Joshua D. Woolley, MD, PhD
Assistant Professor of Psychiatry, UCSF
The Role of Oxytocin as a Potential Biomarker for Psychosis
Dr. Woolley has been studying the underpinnings of social deficits in schizophrenia and is currently examining oxytocin's potential as a treatment for the social dysfunction observed in patients with schizophrenia. Individuals with schizophrenia often demonstrate significant social cognitive deficits that can impair the formation and maintenance of healthy relationships, and negatively impact social interactions and community participation. However, there are currently no pharmacological treatments available to target these deficits. In healthy individuals, the natural hormone oxytocin has been shown to enhance social abilities such as understanding emotions and trusting others. Thus, a primary focus of our research has been to examine whether supplementary oxytocin administration can improve social cognition in individuals with schizophrenia, which may ultimately lead to stronger relationships, improved social and occupational functioning, and a higher overall quality of life.
In addition to our ongoing behavioral study examining the effects on oxytocin on social cognition in adults with schizophrenia, we are currently engaged in two studies that utilize neuroimaging (fMRI and MEG) to explore oxytocin-induced brain changes in patients with schizophrenia when engaged in social cognitive tasks.
Building on his research with oxytocin and schizophrenia, Dr. Woolley works in collaboration with Dr. Wendy Berry Mendes and Dr. Danielle Schlosser at the University of California, San Francisco to investigate whether oxytocin can improve dyadic family interactions in families where a child has been diagnosed with a mental illness. Parents, caretakers and other family members often experience stress, guilt, feelings of isolation, and other emotional difficulties when one or more relatives are diagnosed with mental illness. This can negatively effect the relationship between patients and family members, and interfere with treatment and care. Dr. Woolley and his team hope that oxytocin can help mediate some of these emotionally challenging experiences and foster positive communication.
Dr. Woolley also works closely with Dr. Steven Batki, Dr. David Kan, and research fellow Dr. Chris Stauffer at the San Francisco VA Medical Center's on studies that examine whether oxytocin can used as an adjunct treatment for overcoming opioid dependence and other substance use disorders.
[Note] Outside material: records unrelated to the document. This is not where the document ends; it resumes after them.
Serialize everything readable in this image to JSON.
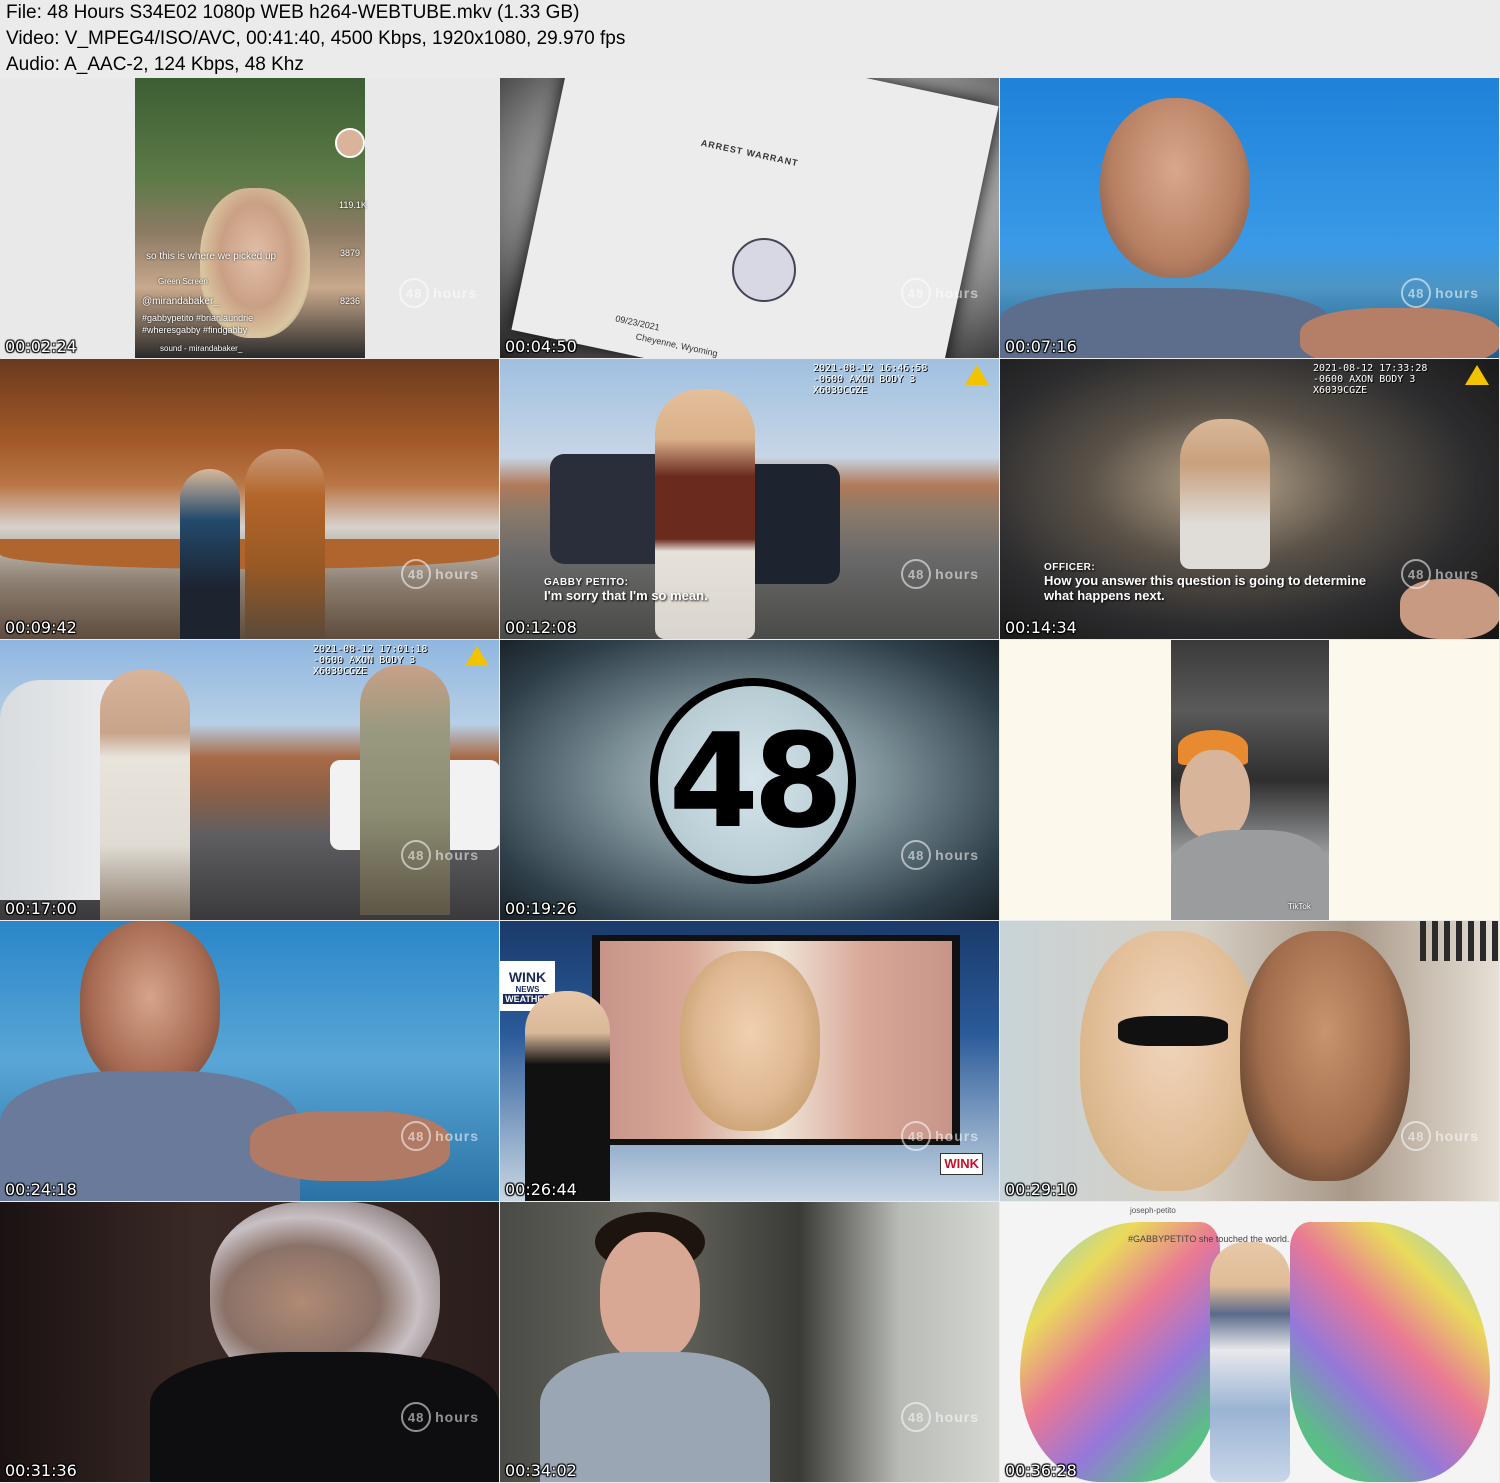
{
  "header": {
    "file_line": "File: 48 Hours S34E02 1080p WEB h264-WEBTUBE.mkv (1.33 GB)",
    "video_line": "Video: V_MPEG4/ISO/AVC, 00:41:40, 4500 Kbps, 1920x1080, 29.970 fps",
    "audio_line": "Audio: A_AAC-2, 124 Kbps, 48 Khz"
  },
  "watermark": {
    "number": "48",
    "word": "hours"
  },
  "tiles": [
    {
      "timestamp": "00:02:24",
      "caption_text": "so this is where we picked up",
      "user": "@mirandabaker_",
      "tags": "#gabbypetito #brianlaundrie #wheresgabby #findgabby",
      "sound": "sound - mirandabaker_",
      "likes": "119.1K",
      "comments": "3879",
      "shares": "8236",
      "filter": "Green Screen"
    },
    {
      "timestamp": "00:04:50",
      "doc_title": "ARREST WARRANT",
      "doc_city": "Cheyenne, Wyoming",
      "doc_date": "09/23/2021"
    },
    {
      "timestamp": "00:07:16"
    },
    {
      "timestamp": "00:09:42"
    },
    {
      "timestamp": "00:12:08",
      "axon": "2021-08-12 16:46:58 -0600 AXON BODY 3 X6039CGZE",
      "speaker": "GABBY PETITO:",
      "line1": "I'm sorry that I'm so mean.",
      "line2": ""
    },
    {
      "timestamp": "00:14:34",
      "axon": "2021-08-12 17:33:28 -0600 AXON BODY 3 X6039CGZE",
      "speaker": "OFFICER:",
      "line1": "How you answer this question is going to determine",
      "line2": "what happens next."
    },
    {
      "timestamp": "00:17:00",
      "axon": "2021-08-12 17:01:18 -0600 AXON BODY 3 X6039CGZE"
    },
    {
      "timestamp": "00:19:26",
      "logo": "48"
    },
    {
      "timestamp": "",
      "tiktok": "TikTok"
    },
    {
      "timestamp": "00:24:18"
    },
    {
      "timestamp": "00:26:44",
      "station": "WINK",
      "station2": "NEWS",
      "station3": "WEATHER",
      "bug": "WINK"
    },
    {
      "timestamp": "00:29:10"
    },
    {
      "timestamp": "00:31:36"
    },
    {
      "timestamp": "00:34:02"
    },
    {
      "timestamp": "00:36:28",
      "post_user": "joseph-petito",
      "post_text": "#GABBYPETITO she touched the world."
    }
  ],
  "colors": {
    "bg": "#ebebeb",
    "axon_yellow": "#f2c400",
    "wink_red": "#c8102e"
  }
}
Additionly, Dr. Woolley collaborates with Dr. Sophia Vinogradov, a leading researcher in intensive computerized cognitive training exercises for patients with schizophrenia, to assess the feasibility of delivering cognitive training on mobile devices.
Most recently, Dr. Woolley and his team have been awarded a grant to study the effects of oxytocin on team dynamics and unit cohesion in ROTC recruits. The team has also recently received a grant to study PTSD.
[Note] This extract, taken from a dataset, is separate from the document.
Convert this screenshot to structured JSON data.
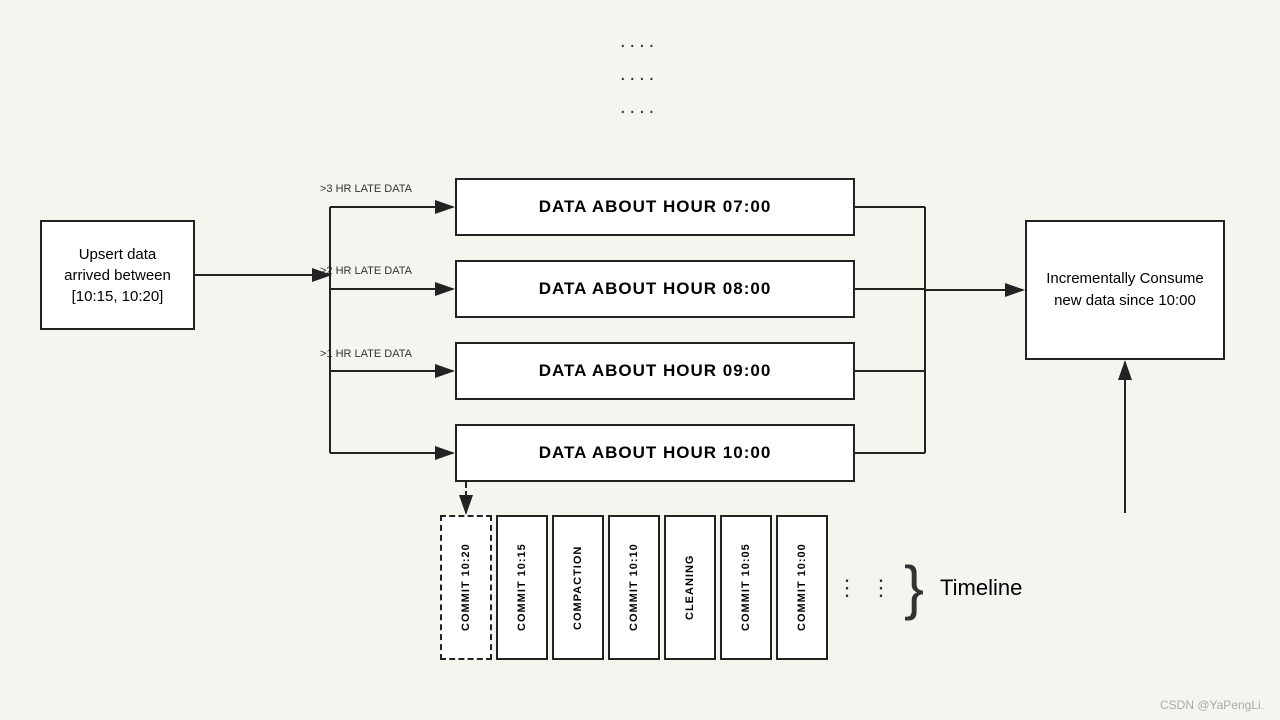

To read more about Dr. Woolley's research, please visit his lab's website here.
To see Dr. Woolley on PubMed, click here.